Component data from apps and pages
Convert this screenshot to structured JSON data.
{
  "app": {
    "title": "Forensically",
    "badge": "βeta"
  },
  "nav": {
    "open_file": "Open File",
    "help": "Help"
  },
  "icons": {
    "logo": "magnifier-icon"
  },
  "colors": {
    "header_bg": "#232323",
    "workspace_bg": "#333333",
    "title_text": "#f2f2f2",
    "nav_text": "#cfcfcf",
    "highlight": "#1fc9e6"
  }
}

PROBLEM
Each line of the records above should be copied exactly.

EXPECTED OUTPUT
Convert this screenshot to structured JSON data.
{
  "app": {
    "title": "Forensically",
    "badge": "βeta"
  },
  "nav": {
    "open_file": "Open File",
    "help": "Help"
  },
  "icons": {
    "logo": "magnifier-icon"
  },
  "colors": {
    "header_bg": "#232323",
    "workspace_bg": "#333333",
    "title_text": "#f2f2f2",
    "nav_text": "#cfcfcf",
    "highlight": "#1fc9e6"
  }
}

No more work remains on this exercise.